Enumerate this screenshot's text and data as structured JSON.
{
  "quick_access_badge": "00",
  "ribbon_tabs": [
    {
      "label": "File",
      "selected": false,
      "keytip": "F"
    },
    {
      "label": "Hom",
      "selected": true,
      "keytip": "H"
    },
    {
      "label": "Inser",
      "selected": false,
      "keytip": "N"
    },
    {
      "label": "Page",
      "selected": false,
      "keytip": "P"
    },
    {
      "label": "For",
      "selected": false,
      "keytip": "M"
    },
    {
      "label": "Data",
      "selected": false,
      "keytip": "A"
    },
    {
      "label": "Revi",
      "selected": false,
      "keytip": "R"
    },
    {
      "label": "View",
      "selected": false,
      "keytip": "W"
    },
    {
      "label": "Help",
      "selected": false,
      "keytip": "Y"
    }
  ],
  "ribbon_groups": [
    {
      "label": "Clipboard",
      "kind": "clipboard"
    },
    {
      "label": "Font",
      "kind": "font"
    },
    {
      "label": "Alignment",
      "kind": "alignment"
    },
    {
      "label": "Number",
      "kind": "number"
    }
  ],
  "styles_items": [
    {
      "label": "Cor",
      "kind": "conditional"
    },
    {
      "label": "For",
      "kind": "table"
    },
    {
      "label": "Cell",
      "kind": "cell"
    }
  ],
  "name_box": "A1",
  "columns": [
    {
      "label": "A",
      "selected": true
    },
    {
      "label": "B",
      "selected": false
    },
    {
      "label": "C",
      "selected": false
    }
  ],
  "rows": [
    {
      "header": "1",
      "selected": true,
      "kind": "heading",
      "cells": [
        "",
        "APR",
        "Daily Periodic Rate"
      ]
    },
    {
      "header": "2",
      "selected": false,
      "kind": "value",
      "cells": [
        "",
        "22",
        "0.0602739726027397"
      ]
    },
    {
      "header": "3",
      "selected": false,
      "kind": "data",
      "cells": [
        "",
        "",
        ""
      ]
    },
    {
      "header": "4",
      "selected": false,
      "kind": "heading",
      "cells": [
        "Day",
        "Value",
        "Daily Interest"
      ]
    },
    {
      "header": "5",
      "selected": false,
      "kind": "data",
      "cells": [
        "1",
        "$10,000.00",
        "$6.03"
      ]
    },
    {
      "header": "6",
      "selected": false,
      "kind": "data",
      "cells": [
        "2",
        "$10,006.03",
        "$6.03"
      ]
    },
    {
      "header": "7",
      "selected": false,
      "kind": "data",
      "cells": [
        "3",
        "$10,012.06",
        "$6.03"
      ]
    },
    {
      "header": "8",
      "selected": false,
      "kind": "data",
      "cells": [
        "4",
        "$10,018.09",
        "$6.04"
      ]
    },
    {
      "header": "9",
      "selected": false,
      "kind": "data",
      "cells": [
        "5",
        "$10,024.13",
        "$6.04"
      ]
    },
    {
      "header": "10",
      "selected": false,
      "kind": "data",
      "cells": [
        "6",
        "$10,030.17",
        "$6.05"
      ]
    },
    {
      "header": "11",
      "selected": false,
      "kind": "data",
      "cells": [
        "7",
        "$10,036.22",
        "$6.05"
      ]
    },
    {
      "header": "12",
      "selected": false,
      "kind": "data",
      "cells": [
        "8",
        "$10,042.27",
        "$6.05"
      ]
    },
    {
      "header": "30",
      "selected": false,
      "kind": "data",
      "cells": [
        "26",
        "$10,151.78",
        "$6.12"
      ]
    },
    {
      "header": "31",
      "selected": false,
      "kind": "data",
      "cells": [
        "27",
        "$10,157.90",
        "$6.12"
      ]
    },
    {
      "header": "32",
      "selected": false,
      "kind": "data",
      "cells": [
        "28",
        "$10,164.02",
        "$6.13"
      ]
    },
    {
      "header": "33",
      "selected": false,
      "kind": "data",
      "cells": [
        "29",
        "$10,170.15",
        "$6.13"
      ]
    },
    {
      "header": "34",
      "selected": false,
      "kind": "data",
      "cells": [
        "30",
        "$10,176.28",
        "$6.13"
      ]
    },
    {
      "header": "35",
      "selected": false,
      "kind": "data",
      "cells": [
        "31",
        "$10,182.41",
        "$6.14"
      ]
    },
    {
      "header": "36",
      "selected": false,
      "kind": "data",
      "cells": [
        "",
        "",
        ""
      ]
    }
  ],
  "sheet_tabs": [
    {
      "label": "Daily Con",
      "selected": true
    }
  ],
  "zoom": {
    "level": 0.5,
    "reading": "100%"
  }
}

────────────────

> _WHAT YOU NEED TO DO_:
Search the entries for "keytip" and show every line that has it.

> _RESULT OF THE EXERCISE_:
      "keytip": "F"
      "keytip": "H"
      "keytip": "N"
      "keytip": "P"
      "keytip": "M"
      "keytip": "A"
      "keytip": "R"
      "keytip": "W"
      "keytip": "Y"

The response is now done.